▶ **TASK STATEMENT**: In the entries below, find each line with the word "value" and pull it out.

▶ **RECORDS FOR THE TASK**:
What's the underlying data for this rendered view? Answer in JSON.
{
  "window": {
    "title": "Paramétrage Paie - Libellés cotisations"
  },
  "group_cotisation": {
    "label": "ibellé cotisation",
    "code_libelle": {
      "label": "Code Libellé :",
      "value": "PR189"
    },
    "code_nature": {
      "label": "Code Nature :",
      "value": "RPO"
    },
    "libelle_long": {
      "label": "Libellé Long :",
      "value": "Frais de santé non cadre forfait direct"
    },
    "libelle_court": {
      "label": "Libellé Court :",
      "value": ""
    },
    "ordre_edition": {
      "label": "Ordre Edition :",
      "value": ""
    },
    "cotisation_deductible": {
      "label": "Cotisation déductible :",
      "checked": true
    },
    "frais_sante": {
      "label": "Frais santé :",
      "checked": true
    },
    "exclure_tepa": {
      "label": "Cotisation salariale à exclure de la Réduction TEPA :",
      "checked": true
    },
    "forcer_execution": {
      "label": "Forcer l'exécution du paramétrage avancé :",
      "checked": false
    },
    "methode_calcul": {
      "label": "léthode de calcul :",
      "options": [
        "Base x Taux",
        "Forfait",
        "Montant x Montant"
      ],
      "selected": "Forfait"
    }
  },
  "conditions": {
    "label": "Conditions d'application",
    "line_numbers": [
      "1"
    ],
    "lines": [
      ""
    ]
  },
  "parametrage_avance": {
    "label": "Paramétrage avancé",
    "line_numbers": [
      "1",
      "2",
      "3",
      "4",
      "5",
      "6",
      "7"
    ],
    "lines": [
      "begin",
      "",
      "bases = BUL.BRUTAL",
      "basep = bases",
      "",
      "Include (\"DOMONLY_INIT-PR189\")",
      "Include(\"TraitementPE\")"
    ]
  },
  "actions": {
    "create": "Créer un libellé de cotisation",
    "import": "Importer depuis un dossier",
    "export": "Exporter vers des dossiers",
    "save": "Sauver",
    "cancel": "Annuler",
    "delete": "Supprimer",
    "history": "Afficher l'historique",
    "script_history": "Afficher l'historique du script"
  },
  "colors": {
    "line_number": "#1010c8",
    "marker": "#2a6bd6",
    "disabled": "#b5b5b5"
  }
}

▶ **TASK OUTPUT**:
      "value": "PR189"
      "value": "RPO"
      "value": "Frais de santé non cadre forfait direct"
      "value": ""
      "value": ""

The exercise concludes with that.